EXERCISE INSTRUCTIONS:
Look through the lines below; wherever the word "title" appears, copy that line.

+ + + + + + +

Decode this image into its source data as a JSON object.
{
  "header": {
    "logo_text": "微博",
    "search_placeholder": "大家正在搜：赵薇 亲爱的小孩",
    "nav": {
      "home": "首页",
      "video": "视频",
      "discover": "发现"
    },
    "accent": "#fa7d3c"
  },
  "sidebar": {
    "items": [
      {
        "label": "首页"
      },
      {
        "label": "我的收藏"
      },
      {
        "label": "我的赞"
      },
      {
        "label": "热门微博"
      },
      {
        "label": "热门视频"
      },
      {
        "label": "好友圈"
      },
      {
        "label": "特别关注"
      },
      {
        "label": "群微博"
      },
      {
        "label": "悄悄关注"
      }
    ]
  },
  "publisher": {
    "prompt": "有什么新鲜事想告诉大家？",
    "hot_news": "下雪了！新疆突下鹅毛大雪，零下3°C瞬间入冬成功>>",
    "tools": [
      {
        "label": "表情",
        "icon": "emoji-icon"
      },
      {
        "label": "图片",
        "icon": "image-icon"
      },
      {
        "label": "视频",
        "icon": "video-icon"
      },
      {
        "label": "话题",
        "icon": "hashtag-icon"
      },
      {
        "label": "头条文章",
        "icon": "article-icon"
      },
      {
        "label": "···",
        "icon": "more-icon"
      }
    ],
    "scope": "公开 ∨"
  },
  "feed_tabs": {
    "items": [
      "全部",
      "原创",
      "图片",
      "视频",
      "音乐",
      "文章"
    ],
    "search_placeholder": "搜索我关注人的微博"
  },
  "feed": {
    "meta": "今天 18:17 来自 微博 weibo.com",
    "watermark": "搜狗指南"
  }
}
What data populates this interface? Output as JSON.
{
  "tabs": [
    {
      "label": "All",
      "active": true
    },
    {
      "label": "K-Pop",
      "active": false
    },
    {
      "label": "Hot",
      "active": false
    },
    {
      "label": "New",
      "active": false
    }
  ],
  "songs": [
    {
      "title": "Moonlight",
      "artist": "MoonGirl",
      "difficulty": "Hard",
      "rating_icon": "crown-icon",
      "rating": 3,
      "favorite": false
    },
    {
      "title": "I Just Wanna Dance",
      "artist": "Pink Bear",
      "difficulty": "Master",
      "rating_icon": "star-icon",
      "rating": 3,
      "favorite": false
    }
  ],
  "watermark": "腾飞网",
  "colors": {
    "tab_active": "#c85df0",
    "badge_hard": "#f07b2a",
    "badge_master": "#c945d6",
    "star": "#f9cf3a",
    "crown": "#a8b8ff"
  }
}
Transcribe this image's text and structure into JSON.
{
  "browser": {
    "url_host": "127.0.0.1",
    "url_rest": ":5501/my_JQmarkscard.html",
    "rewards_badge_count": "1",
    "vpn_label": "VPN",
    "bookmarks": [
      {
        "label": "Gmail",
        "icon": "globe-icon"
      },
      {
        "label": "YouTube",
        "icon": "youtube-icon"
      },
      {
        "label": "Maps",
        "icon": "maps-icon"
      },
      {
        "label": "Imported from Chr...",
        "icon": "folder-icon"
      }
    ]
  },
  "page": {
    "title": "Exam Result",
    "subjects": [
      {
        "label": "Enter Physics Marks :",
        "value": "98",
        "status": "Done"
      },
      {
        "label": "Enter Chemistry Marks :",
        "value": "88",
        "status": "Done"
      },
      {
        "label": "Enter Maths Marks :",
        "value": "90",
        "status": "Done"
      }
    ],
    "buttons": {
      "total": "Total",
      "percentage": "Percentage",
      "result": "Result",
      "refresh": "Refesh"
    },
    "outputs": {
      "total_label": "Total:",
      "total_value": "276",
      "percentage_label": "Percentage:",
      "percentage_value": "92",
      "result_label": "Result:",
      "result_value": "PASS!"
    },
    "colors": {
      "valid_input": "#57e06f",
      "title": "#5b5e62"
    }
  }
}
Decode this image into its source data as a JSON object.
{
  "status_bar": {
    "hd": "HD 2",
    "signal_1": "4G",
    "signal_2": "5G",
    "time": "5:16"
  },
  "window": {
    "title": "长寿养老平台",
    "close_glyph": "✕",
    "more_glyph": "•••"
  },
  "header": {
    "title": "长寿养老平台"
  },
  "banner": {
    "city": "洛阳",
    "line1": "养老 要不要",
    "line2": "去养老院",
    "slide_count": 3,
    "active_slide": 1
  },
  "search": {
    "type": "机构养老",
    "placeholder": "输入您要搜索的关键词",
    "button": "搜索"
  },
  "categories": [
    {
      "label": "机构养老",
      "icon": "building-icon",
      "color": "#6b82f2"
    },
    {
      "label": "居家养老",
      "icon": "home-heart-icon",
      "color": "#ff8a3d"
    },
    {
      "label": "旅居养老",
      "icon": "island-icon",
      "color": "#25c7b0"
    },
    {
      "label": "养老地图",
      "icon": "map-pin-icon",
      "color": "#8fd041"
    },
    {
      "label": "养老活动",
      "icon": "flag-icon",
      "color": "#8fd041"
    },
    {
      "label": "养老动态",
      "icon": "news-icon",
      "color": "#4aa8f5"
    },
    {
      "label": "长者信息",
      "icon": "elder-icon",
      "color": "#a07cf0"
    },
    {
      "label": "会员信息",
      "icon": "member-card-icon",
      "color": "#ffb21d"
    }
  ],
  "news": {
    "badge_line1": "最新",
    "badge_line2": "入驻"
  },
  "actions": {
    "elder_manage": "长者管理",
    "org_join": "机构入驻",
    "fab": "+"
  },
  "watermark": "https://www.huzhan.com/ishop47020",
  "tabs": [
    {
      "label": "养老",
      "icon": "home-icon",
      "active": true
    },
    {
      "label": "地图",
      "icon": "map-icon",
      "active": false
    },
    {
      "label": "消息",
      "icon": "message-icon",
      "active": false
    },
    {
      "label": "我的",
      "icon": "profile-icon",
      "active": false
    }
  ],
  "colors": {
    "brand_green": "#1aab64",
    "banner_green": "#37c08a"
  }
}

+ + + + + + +

OUTPUT FOR THIS EXERCISE:
      "title": "Moonlight",
      "title": "I Just Wanna Dance",
    "title": "Exam Result",
      "title": "#5b5e62"
    "title": "长寿养老平台",
    "title": "长寿养老平台"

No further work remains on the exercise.